Map Sports

RLWC: It was bound to happen!

Today we saw to mighty NZ Kiwis flex their muscles in Avignon, as they put the French to the sword, 48-0.

Unfortunately the game was not a brilliant spectacle, as the rest of the games so far, have been. So this blog is not a comment about the Kiwis turning the ball over 14 times today, it is a comment about what I saw from the French and the possible reasoning behind it.

 

Lets be frank, the French were horrible. they were obviously sent out with the intention of controlling the ball at all cost, hoping that some steadfast defence and a 90% completion rate, coupled with additional ball from overzealous Kiwi errors, attempting second phase, would put them in with a hope towards the end of the game. Fine in theory.

 

Unfortunatley if you don't recognise the opportunity to attack when the ball is turned over and you apply the "over-cautious" label to everything you do, it can be difficult to get any rhythm as you are stifling your expressive side. It can cause you to be clunky and uncoordintated. This is what the French looked like today, clunky, unco-ordinated and we're not close to being competitive.

 

There has been much conjecture about the French and their position in the World of Rugby League. They can be considered a 'heartland outpost' so to speak. Tales of Puig Albert for the 1950's and Vichy impact have all been excuses offered to the reasons why French Rugby League struggles to get traction in a country of 80 million people. 

My reasoning, as was on show today was that they simply do not have the players to compete. Don't get me wrong, I ap not talking about depth, I am talking about their best 17.

 

Much like their English and other European counterparts the FFR struggle to hold onto their 'A' players (BEST) as they are 'purchased' to play Rugby Union on much bigger promises and pay checks.

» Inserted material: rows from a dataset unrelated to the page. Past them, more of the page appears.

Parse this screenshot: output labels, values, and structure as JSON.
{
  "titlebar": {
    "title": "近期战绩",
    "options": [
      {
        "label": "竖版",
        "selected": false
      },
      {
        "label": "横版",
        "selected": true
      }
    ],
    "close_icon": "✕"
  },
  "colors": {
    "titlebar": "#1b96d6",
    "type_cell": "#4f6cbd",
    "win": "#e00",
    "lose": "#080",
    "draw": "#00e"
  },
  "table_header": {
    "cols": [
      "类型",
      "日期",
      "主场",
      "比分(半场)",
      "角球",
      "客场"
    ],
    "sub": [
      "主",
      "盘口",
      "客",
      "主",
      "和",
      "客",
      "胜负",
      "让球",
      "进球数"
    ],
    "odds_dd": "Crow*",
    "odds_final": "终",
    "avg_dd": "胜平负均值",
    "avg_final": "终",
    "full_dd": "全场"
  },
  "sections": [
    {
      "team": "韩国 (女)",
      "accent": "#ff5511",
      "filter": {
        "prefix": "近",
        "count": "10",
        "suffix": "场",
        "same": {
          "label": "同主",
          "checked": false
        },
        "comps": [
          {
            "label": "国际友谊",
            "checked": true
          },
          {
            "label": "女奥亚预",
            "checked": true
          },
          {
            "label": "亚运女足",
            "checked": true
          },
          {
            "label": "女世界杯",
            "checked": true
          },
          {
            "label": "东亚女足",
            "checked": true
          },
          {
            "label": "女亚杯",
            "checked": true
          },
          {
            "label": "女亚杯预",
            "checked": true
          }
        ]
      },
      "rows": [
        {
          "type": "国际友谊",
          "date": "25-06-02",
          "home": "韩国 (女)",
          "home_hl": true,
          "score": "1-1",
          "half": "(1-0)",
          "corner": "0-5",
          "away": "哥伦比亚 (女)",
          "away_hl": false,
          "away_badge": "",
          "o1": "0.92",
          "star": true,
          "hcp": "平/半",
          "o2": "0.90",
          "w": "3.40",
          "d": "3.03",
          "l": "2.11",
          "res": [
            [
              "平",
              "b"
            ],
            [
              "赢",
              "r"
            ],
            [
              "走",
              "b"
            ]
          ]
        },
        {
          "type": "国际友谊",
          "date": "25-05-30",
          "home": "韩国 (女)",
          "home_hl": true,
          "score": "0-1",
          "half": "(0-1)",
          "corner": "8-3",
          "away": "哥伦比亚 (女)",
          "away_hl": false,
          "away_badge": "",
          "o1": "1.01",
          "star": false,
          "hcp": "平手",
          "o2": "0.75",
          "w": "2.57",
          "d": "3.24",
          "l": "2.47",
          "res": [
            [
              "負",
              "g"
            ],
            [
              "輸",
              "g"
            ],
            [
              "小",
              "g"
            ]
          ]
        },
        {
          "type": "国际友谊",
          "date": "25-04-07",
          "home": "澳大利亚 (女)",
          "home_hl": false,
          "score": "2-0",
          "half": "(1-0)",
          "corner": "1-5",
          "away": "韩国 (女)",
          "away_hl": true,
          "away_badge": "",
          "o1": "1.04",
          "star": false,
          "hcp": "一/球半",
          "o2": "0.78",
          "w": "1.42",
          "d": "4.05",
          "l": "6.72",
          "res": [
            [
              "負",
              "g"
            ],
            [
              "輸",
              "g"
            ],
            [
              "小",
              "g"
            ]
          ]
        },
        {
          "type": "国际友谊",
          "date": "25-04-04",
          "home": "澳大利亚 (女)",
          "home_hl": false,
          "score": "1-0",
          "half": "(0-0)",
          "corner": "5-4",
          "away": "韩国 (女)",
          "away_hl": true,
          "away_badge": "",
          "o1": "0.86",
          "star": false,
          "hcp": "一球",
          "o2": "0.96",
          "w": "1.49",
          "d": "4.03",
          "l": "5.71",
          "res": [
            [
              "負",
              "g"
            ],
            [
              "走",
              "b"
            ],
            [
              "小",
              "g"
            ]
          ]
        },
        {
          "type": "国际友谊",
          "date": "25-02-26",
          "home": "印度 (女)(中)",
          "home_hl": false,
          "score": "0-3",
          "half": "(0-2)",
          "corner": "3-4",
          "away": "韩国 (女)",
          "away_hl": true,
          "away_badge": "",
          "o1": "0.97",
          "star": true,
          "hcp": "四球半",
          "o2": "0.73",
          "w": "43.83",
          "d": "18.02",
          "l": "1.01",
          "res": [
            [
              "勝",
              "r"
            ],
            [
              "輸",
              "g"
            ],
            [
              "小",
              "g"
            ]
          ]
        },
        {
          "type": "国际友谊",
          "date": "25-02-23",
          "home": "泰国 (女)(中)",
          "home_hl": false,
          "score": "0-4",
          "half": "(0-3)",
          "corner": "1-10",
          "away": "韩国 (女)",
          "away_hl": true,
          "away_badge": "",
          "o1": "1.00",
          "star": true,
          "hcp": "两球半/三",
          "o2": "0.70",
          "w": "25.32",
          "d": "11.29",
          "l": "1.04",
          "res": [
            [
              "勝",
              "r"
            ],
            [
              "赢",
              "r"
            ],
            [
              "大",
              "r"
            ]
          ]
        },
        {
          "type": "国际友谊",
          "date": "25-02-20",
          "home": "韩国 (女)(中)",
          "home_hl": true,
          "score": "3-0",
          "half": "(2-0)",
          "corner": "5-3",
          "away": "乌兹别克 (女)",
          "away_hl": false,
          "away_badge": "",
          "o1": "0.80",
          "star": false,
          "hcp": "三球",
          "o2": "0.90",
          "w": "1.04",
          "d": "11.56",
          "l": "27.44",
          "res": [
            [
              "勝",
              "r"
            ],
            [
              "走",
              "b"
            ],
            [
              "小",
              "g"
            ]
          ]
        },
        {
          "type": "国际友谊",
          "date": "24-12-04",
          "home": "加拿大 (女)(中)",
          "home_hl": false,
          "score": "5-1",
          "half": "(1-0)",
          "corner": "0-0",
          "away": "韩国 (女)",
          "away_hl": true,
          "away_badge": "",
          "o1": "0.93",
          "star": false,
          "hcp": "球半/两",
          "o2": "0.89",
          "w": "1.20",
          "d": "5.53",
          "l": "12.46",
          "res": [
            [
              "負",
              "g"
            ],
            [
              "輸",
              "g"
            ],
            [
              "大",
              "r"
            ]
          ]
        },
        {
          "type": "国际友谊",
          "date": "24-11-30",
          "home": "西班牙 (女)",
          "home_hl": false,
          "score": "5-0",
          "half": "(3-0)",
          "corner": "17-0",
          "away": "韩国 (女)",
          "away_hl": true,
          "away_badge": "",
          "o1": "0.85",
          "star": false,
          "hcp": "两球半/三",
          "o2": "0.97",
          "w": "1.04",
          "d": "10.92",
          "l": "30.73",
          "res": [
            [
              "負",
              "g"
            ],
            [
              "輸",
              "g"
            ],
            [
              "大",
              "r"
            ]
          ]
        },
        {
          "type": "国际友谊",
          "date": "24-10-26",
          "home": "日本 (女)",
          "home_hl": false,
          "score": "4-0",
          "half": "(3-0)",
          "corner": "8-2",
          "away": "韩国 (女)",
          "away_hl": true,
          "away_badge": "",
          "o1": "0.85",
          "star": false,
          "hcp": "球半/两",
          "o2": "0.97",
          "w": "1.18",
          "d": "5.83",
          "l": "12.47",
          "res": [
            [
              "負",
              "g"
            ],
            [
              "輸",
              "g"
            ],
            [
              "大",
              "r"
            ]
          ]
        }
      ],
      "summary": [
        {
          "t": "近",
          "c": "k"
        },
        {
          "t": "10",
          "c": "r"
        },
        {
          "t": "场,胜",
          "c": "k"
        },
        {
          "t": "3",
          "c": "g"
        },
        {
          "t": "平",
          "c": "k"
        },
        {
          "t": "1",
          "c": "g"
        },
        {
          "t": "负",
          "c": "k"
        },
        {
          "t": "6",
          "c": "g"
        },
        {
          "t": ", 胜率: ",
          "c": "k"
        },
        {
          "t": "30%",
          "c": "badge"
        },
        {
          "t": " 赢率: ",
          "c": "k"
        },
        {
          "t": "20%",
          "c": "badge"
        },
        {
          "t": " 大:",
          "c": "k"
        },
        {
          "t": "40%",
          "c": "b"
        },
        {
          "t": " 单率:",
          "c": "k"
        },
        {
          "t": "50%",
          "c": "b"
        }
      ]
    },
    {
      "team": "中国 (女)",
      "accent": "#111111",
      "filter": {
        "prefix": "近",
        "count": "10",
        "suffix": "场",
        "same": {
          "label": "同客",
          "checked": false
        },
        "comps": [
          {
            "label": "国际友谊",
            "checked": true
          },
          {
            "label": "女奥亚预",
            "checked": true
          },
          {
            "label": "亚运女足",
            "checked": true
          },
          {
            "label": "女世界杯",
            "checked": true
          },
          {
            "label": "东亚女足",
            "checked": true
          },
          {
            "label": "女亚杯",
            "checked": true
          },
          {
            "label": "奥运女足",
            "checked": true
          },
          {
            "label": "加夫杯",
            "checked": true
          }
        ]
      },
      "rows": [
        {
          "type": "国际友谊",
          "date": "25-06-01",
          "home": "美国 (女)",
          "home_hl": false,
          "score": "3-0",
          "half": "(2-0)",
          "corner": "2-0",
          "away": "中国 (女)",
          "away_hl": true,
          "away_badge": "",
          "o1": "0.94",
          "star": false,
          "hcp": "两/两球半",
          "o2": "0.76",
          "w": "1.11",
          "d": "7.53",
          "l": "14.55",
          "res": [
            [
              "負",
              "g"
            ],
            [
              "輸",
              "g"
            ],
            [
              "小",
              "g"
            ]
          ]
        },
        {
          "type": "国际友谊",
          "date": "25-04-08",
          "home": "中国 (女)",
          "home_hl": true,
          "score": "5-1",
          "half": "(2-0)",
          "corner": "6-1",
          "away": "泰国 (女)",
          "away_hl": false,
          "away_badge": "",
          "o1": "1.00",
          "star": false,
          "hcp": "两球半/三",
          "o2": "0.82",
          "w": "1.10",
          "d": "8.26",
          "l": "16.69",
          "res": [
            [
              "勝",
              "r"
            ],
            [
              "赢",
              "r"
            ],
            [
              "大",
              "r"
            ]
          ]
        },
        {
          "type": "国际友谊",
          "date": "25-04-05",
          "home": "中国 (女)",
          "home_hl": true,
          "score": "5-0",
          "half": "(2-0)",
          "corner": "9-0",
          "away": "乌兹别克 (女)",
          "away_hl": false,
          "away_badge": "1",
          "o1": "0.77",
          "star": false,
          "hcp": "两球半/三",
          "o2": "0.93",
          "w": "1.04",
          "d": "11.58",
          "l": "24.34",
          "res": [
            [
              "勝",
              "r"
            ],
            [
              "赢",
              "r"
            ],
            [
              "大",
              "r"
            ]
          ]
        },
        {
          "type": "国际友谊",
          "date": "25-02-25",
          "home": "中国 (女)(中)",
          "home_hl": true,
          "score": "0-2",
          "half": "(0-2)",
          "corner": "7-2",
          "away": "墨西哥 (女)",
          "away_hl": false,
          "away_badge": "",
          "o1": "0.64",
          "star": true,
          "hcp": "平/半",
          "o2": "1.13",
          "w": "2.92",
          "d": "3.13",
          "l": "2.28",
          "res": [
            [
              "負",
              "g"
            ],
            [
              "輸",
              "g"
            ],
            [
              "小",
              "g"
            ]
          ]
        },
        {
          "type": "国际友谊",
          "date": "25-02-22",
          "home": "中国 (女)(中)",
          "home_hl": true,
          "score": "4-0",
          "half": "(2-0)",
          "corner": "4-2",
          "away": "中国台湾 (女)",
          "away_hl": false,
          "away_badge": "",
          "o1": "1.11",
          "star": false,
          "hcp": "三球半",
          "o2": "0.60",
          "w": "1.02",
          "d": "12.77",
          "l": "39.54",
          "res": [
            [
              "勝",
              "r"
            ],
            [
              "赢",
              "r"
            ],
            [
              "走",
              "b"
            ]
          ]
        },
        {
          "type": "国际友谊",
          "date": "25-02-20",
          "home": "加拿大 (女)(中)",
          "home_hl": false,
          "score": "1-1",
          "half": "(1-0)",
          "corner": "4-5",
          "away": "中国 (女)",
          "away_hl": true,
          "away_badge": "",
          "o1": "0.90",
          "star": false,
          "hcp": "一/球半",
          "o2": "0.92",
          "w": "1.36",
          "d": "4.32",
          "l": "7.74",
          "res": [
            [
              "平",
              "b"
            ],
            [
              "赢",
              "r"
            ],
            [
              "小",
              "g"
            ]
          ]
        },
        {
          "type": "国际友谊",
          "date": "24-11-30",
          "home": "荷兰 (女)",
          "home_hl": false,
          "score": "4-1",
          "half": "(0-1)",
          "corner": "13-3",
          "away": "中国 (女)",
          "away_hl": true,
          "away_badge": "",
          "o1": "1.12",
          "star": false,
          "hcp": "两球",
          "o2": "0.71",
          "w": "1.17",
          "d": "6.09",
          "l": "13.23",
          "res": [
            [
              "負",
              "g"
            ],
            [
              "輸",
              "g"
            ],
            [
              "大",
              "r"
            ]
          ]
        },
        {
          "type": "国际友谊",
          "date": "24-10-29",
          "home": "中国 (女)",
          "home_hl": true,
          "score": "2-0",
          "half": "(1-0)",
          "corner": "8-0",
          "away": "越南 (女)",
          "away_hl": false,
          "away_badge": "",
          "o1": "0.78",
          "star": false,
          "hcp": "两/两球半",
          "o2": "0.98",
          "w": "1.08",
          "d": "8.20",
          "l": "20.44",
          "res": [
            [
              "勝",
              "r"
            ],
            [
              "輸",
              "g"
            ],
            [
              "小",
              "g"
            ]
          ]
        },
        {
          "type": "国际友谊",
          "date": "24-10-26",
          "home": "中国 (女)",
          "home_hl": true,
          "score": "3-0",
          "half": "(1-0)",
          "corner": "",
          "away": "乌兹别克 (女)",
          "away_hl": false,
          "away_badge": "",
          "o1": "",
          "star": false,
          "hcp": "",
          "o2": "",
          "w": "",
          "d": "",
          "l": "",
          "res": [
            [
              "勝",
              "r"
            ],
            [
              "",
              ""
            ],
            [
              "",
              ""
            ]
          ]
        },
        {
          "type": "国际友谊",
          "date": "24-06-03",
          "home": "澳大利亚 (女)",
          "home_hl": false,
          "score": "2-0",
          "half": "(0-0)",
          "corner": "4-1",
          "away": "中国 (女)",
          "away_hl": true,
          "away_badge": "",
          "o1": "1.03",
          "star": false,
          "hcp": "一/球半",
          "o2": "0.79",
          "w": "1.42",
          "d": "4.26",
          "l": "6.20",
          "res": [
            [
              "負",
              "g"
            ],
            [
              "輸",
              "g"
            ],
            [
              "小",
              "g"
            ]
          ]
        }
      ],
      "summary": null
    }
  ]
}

That leaves the 'B' players (NEXT BEST) to carry the torch against countries like Australia, where the opposite is in force. Even NZ have levelled the situation in regards to the distribution of 'A' players over the past 15 years.

 

It is going to take just as long for the French to build up the levels of attraction in Rugby League before the talent distribution levels out in that country. In that time, North Italy might be in the SuperLeague, PNG might be in the NRL and the proliferation of Pacific players into the NRL will have increased greatly, all lending itself to a much improved spectacle on the field internationally. This in turn will lead to greater commercial opportunities for the International game, so it isn't reliant upon a scattergun distribution model of funding every four years.

Hopefully the French can be pioneers of the games renaissance, both in Europe and globally.